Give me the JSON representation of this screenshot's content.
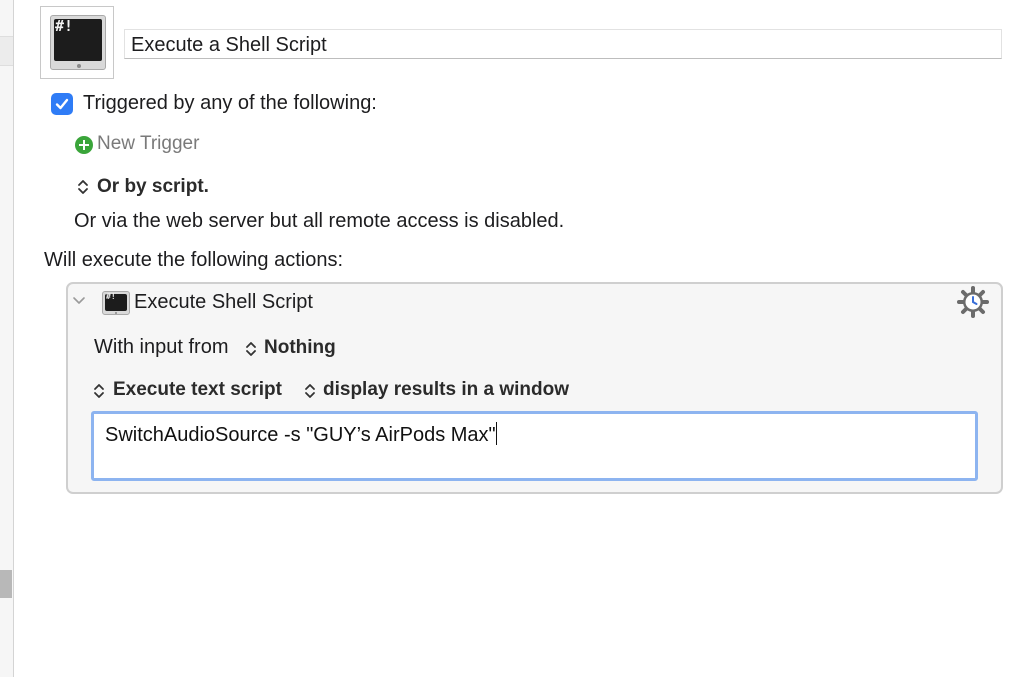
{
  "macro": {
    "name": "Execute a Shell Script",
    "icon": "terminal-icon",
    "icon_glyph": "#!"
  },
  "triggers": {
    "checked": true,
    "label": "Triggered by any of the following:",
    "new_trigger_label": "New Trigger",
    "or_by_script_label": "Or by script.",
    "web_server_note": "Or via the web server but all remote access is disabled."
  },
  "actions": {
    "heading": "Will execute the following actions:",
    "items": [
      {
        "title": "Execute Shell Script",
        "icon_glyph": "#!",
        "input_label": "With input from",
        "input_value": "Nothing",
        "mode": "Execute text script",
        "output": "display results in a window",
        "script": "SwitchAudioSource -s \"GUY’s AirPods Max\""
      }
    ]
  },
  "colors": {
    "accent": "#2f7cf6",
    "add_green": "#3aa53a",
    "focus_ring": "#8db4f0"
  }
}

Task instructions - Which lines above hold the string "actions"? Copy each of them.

Answer for this exercise -
  "actions": {
    "heading": "Will execute the following actions:",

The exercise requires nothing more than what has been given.